>>>

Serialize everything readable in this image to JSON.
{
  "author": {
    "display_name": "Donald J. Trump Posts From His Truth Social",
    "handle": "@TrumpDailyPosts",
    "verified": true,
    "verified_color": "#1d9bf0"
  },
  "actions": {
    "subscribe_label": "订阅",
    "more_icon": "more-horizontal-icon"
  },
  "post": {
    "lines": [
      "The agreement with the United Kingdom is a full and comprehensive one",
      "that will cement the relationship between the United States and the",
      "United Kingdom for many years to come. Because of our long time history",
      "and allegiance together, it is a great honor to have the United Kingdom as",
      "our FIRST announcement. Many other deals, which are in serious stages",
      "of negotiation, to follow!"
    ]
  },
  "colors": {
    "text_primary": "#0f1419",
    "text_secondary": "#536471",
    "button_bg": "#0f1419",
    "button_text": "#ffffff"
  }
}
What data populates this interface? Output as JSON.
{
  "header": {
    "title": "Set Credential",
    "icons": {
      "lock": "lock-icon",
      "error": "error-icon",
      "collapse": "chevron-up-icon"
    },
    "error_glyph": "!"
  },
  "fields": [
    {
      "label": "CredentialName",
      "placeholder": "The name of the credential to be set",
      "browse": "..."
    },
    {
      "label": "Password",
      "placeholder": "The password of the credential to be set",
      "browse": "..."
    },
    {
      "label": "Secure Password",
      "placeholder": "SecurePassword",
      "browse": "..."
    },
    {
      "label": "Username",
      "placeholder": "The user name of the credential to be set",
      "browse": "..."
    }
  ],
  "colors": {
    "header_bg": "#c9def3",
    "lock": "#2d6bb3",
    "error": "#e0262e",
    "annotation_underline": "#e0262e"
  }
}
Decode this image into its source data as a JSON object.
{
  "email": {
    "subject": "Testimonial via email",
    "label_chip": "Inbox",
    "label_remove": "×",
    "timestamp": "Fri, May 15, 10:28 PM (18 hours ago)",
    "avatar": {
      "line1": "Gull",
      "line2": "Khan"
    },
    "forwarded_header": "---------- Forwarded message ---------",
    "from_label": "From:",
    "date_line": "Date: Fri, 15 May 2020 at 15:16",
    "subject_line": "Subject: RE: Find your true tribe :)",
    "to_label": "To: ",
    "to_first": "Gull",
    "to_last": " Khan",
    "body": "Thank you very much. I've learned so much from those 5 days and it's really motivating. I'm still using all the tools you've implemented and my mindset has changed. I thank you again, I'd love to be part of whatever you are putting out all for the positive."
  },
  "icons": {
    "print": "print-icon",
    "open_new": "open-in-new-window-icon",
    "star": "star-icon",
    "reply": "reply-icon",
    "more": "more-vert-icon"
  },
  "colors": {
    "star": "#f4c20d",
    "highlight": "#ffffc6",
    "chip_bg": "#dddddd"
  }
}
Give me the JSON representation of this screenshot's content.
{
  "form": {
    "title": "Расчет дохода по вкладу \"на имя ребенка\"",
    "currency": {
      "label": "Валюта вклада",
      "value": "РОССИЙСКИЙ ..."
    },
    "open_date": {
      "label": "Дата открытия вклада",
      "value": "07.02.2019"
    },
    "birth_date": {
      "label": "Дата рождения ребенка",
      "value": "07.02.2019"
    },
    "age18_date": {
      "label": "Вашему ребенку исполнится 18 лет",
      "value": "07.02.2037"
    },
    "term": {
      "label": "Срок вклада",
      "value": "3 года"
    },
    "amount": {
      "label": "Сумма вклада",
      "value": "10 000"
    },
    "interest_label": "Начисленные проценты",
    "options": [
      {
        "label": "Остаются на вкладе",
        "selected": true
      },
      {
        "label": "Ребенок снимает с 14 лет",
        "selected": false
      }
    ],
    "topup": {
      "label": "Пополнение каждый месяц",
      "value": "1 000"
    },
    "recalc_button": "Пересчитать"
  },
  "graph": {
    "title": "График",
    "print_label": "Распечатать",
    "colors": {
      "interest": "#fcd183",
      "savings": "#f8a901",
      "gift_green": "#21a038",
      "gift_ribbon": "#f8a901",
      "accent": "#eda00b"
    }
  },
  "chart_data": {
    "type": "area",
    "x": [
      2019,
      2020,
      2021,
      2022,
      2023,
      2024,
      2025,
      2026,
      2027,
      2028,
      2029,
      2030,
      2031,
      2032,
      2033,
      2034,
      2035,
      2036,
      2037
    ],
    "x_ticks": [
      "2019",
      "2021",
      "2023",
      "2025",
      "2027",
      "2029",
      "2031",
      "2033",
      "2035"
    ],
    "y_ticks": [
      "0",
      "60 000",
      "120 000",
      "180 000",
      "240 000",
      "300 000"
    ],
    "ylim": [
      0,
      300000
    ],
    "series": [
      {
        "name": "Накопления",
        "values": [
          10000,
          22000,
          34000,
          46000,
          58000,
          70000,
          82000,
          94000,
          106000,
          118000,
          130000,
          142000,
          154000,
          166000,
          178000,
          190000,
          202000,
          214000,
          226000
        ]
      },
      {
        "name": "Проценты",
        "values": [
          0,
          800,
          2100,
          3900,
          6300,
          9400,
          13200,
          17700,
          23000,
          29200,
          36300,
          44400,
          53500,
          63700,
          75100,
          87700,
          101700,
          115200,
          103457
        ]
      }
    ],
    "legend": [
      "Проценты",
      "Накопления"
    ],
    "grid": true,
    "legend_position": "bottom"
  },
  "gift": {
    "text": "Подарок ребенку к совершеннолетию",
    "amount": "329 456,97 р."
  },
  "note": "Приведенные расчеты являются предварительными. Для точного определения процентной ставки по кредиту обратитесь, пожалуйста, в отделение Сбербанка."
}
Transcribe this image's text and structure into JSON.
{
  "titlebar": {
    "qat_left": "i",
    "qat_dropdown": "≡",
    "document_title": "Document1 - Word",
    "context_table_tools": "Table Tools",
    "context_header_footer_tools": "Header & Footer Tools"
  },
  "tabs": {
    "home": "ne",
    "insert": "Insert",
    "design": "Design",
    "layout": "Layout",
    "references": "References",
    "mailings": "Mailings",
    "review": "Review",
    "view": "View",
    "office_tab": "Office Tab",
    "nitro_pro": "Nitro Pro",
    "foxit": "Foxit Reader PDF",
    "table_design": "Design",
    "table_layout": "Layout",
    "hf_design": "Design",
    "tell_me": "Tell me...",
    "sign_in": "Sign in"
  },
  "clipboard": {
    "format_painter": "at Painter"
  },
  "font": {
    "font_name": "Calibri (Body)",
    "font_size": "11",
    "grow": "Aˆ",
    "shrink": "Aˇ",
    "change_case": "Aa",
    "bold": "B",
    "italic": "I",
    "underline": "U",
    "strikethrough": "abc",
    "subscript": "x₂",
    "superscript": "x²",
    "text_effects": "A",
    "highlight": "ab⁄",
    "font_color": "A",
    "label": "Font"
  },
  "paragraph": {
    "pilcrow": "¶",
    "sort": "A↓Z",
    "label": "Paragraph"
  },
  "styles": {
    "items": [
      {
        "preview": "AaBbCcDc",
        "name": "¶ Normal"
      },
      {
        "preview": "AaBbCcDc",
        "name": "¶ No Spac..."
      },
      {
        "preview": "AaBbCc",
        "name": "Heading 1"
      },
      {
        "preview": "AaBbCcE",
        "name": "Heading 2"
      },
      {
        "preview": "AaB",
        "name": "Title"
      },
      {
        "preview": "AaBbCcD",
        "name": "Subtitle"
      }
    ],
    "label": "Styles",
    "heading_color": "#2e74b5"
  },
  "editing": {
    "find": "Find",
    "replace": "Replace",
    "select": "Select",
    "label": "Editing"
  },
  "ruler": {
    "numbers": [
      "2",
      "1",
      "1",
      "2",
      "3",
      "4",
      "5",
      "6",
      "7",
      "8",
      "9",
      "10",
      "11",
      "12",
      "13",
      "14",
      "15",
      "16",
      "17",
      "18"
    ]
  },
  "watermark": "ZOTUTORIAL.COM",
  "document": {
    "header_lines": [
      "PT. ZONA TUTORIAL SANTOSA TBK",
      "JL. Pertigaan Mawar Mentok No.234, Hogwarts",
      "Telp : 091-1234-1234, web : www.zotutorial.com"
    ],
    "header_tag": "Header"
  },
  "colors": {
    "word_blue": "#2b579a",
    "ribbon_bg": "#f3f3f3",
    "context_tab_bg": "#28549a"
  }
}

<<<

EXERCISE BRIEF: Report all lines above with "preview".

WRITTEN RESPONSE:
        "preview": "AaBbCcDc",
        "preview": "AaBbCcDc",
        "preview": "AaBbCc",
        "preview": "AaBbCcE",
        "preview": "AaB",
        "preview": "AaBbCcD",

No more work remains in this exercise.